You can’t always construct a shelter or build a fire to keep warm. A true survivalist knows that you’re not always going to be conscious that you’re about to enter a survival situation. As such, you may find yourself in a situation where you don’t have all of the tactical tools you’d have if you were able to prepare for such an occurrence.
In such a case, the best thing you can do to stave off the cold is to insulate your clothing using natural materials. You can use anything from leaves or grass to bark or pine needles.
If the heat and power go out in your home during the winter, you can insulate yourself with common household items like packing peanuts, balled up pieces of paper or bubble wrap. In sub-degree weather, it’s always a good idea to leave home in layers. Invest in a pair of long johns and throw an extra sweater under your hoodie.

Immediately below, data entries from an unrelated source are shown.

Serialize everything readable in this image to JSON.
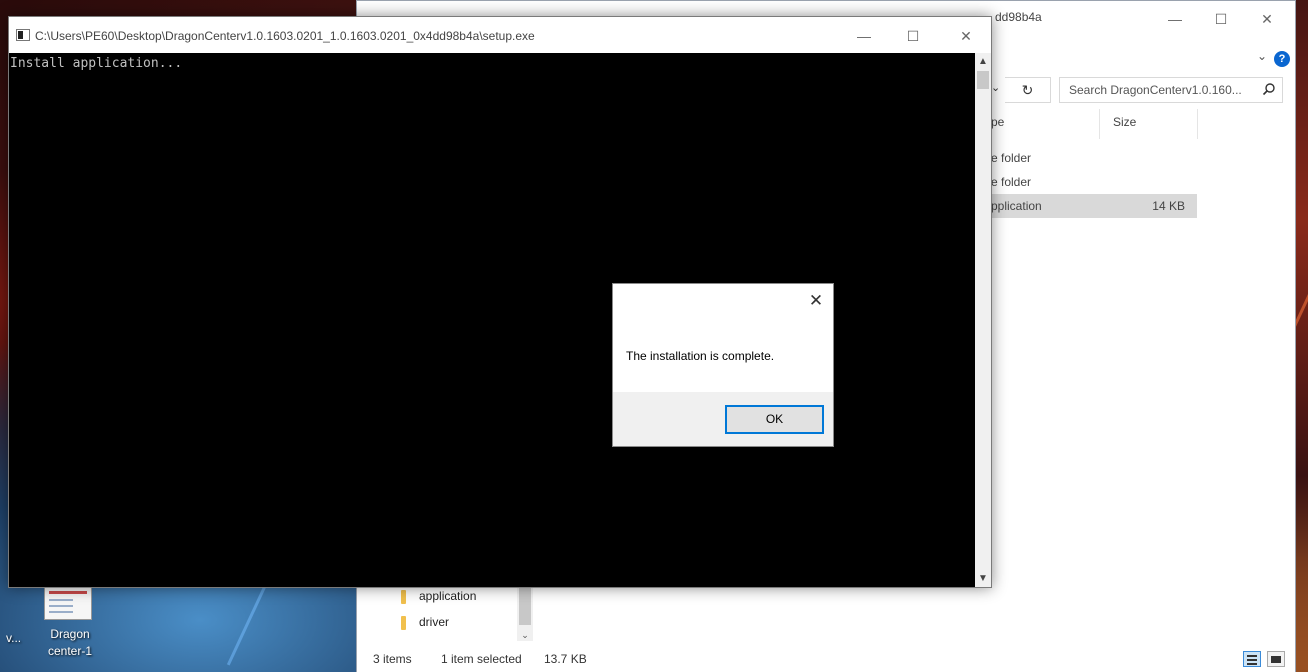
{
  "console_window": {
    "title": "C:\\Users\\PE60\\Desktop\\DragonCenterv1.0.1603.0201_1.0.1603.0201_0x4dd98b4a\\setup.exe",
    "output_text": "Install application...",
    "minimize_glyph": "—",
    "maximize_glyph": "☐",
    "close_glyph": "✕",
    "scroll_up_glyph": "▲",
    "scroll_down_glyph": "▼",
    "app_icon": "console-window-icon"
  },
  "dialog": {
    "close_glyph": "✕",
    "message": "The installation is complete.",
    "ok_label": "OK"
  },
  "explorer_window": {
    "title_fragment": "dd98b4a",
    "minimize_glyph": "—",
    "maximize_glyph": "☐",
    "close_glyph": "✕",
    "ribbon_chevron": "⌄",
    "help_glyph": "?",
    "address_dropdown_glyph": "⌄",
    "refresh_glyph": "↻",
    "search_placeholder": "Search DragonCenterv1.0.160...",
    "columns": {
      "type": "pe",
      "size": "Size"
    },
    "files": [
      {
        "type": "e folder",
        "size": "",
        "selected": false
      },
      {
        "type": "e folder",
        "size": "",
        "selected": false
      },
      {
        "type": "pplication",
        "size": "14 KB",
        "selected": true
      }
    ],
    "nav_items": [
      {
        "label": "application"
      },
      {
        "label": "driver"
      }
    ],
    "nav_scroll_down_glyph": "⌄",
    "status": {
      "items": "3 items",
      "selected": "1 item selected",
      "size": "13.7 KB"
    }
  },
  "desktop": {
    "icon_label_line1": "Dragon",
    "icon_label_line2": "center-1",
    "left_label": "v..."
  }
}
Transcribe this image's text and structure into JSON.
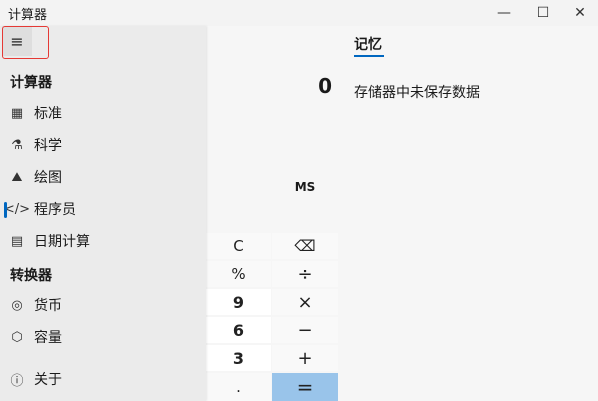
{
  "window": {
    "title": "计算器",
    "minimize": "—",
    "maximize": "☐",
    "close": "✕"
  },
  "nav": {
    "menu_icon": "≡",
    "section_calculator": "计算器",
    "section_converter": "转换器",
    "items": [
      {
        "icon": "▦",
        "label": "标准"
      },
      {
        "icon": "⚗",
        "label": "科学"
      },
      {
        "icon": "⛰",
        "label": "绘图"
      },
      {
        "icon": "</>",
        "label": "程序员"
      },
      {
        "icon": "▤",
        "label": "日期计算"
      },
      {
        "icon": "◎",
        "label": "货币"
      },
      {
        "icon": "⬡",
        "label": "容量"
      },
      {
        "icon": "ⓘ",
        "label": "关于"
      }
    ]
  },
  "memory": {
    "tab": "记忆",
    "empty_message": "存储器中未保存数据"
  },
  "display": {
    "value": "0"
  },
  "keypad": {
    "ms": "MS",
    "clear": "C",
    "backspace": "⌫",
    "percent": "%",
    "divide": "÷",
    "nine": "9",
    "multiply": "×",
    "six": "6",
    "minus": "−",
    "three": "3",
    "plus": "+",
    "decimal": ".",
    "equals": "="
  }
}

A backpacker hammock can provide comfort when you’re camping, but it can also make all the difference if you end up in the elements and need to take cover. The average hammock can be easily dismantled for use in constructing a more elaborate shelter.
#8—Tactical Trauma Kit
I mentioned earlier that cordage can serve as a DIY splint for broken bones, but if you’re breaking bones in the woods, you’re likely banged up in other ways as well. It’s always a good idea to keep a full field trauma kit on hand.
These kits can help your staunch bleeding, stabilize injuries and keep wounds clean. A top of the line kit will contain gauze, pressure dressing, elastic bandages and more.
A lot of the contingencies referenced on this list could be easily avoided with proper navigational tools. The most obvious example is the compass, but compasses aren’t always reliable.
Today, one can purchase a GPS watch that will tell them exactly where they are at all times. Modern Smartwatches like the Casio Pro Trek WSD-F20 are tailored to rugged outdoor conditions and come with a built-in energy-saving GPS that shows you where you are on a color map regardless of the remoteness of your location.
#10—Let There Be Light!
The only thing worse than boiling like an egg under the brutal rays of the sun is trying to find your way around under the blanket of night. Fortunately, for the savvy outdoorsman, there is no shortage of light solutions out there.
Headlamps like the Armytek Wizard Pro v3 deliver thousands of lumens. With constant cool-white brightness, they enable you to be in consistent control of your surroundings.
There are many tools that you can serve you well—everything from a portable first aid kit and a whistle to flashlights and tinder. But implementing these tactical necessities will surely protect you when trouble strikes.